"The one that shakes the earth" is what it means and Donald Woods, my colleague and friend who died last Sunday (August 19) at 67 after a two-year fight with cancer, did just that using his words, his wit and his standing as a journalist to battle apartheid in his native South Africa.
If the world remembers the name of Steve Biko, the black anti-apartheid activist who was beaten to death by South African police in the late '70s, it is due in part to Donald, who vowed he would not let the world forget his friend, and who risked imprisonment and much worse to keep Biko's memory and cause alive.
"We shall remember him as a personal friend who gave selflessly of himself to advance the cause of his country," said former president Nelson Mandela, South Africa's first post-apartheid leader.
True enough, but I also will remember Donald Woods as a guy with a wonderful cigarette baritone, who loved margaritas, cricket, and ultimately baseball. He also was the man who led my wife Judy and me to a nearly decade-long connection, volunteer-photographing in Washington for Medical Education for South African Blacks (MESAB) the largest source of private funding for students of color preparing for health care careers in South Africa. Through Donald we did our own small part for the cause, with a pair of Nikons.
I first met Woods more than 20 years ago, in 1978, shortly after he fled his homeland, having been banned by his government and placed under house arrest. Woods, a founder and editor of the Daily Dispatch in the South African coastal city of East London, had been a regular thorn in the side of that country's apartheid hierarchy, and an equally astringent critic of separatist black nationalism. It was a gradual, at first guarded, friendship that grew between Woods and the fiery Biko, but it was a friendship that was forged to last. Donald's final visit to post-apartheid South Africa was last spring, to attend the wedding of Biko's son.
Donald and I were Nieman Fellows together, in the class of '79, though Donald's time at Harvard was sporadic. Through the inspired intercession of then-Nieman curator Jim Thomson, Woods was granted one of the coveted spots as an international Nieman Fellow and he used his Nieman year to travel the country denouncing apartheid and raising the consciousness of a whole generation of Americans.
In between, Donald relished the company of his fellow journalists, even though most of us were a good 10 to 15 years younger than he was. He enjoyed margaritas, and whenever he was in town, Donald usually would find time to join a few of us at a local bar off Harvard Square and pass an evening over salt-rimmed glasses. The crowd back then would change, but usually included Bob Porterfield of the Anchorage Daily News, Katherine Harting of ABC News, Michael McDowell of the Belfast Telegraph, Peggy Simpson of the AP, Margaret Engel of the Des Moines Register and Frank Van Riper, then of the New York Daily News.

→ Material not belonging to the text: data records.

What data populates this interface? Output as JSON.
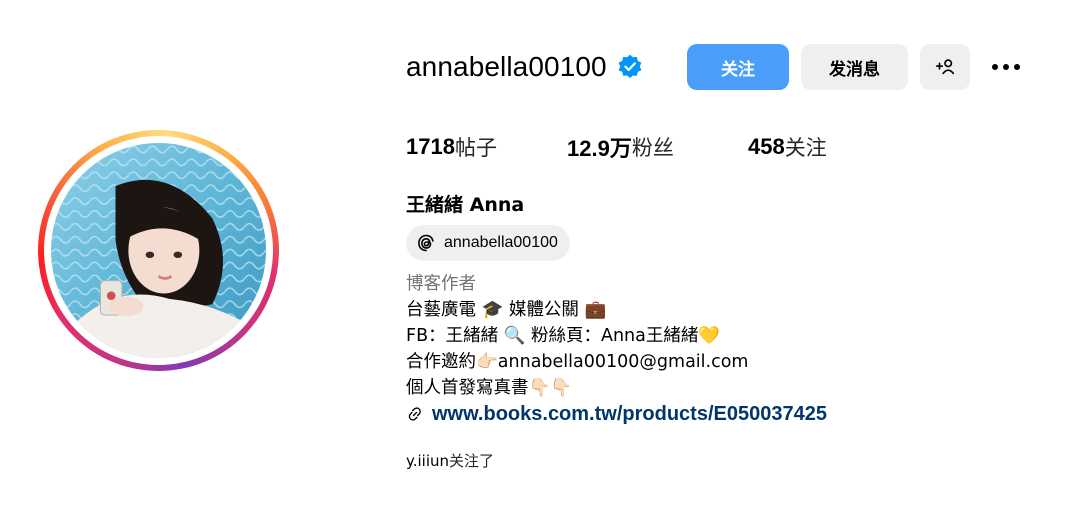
{
  "profile": {
    "username": "annabella00100",
    "verified_icon": "verified-badge-icon",
    "accent_color": "#4a9df8"
  },
  "actions": {
    "follow_label": "关注",
    "message_label": "发消息",
    "add_user_label": "+",
    "more_icon": "more-horizontal-icon"
  },
  "stats": {
    "posts_count": "1718",
    "posts_label": "帖子",
    "followers_count": "12.9万",
    "followers_label": "粉丝",
    "following_count": "458",
    "following_label": "关注"
  },
  "bio": {
    "full_name": "王緒緒 Anna",
    "threads_handle": "annabella00100",
    "category": "博客作者",
    "lines": [
      "台藝廣電 🎓 媒體公關 💼",
      "FB：王緒緒 🔍 粉絲頁：Anna王緒緒💛",
      "合作邀約👉🏻annabella00100@gmail.com",
      "個人首發寫真書👇🏻👇🏻"
    ],
    "link": "www.books.com.tw/products/E050037425"
  },
  "followed_by": {
    "who": "y.iiiun",
    "suffix": "关注了"
  }
}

I'd like to say our conversations were deep, befitting our exalted status as Niemans. In fact, Donald knew, and arguably needed, the therapy of laughter. Often we talked sports. He loved cricket; I loved baseball. One evening, we used a lot of bar napkins, diagramming our games for each another.
Donald also could play the piano and I can recall at least one raucous party in the faculty club in which he led us in song through much of a late evening.
Woods and his family lived in London throughout his exile and remained there even when he was free to return. Our contacts were sporadic after our Nieman year, but a dozen or so years ago, we renewed our contact when Donald came to Washington on a speaking tour that included an appearance at a predominately black church in D.C. Judy and I photographed that appearance and at a reception afterward got to know the folks from MESAB. It wasn't long before we were MESAB's Washington photographers. (We have photographed a lot of famous people over the past 20 years, but I never will forget the grace and good humor of Archbishop Desmond Tutu, at one of MESAB's annual dinners.)
Before that D.C. appearance in church, I really hadn't experienced much of Donald as a public speaker. I knew he could write like hell, having read his angry, eloquent biography, Biko (PeterSmith Pub.). But in fact, during our Nieman year, since most of his formal speechmaking was out of town, I heard Donald speak publicly at Harvard only once. He was not a stentorian speaker, but he was an eloquent one, and you sensed beneath the informal, British-inflected words, a steel determination, and a towering outrage. To those who praised his courage first for denouncing apartheid in print, then for raising the alarm over his friend Biko's death, and finally for fleeing his country under the noses of his police guards (disguised as a priest of all things) Donald would argue that it was not courage but indignation that drove him.
Courage or indignation, it took guts to do what he did. My personal heroes include people who have fought for right at the risk of everything civil rights workers in the '60s; members of the anti-Nazi resistance during World War II. Were he alive now and looking over my shoulder I know Donald would chide me for even mentioning him with these brave people. But, as one newsie to another, I'd tell him to go write his own column; he's where he belongs.
You've earned your rest, "one that shakes the earth."
For information about Medical Education for South African Blacks, go to www.mesab.org.
Frank Van Riper is a Washington-based commercial and documentary photographer and author. His latest book is Down East Maine/A World Apart (Down East Books). He can be reached at firstname.lastname@example.org.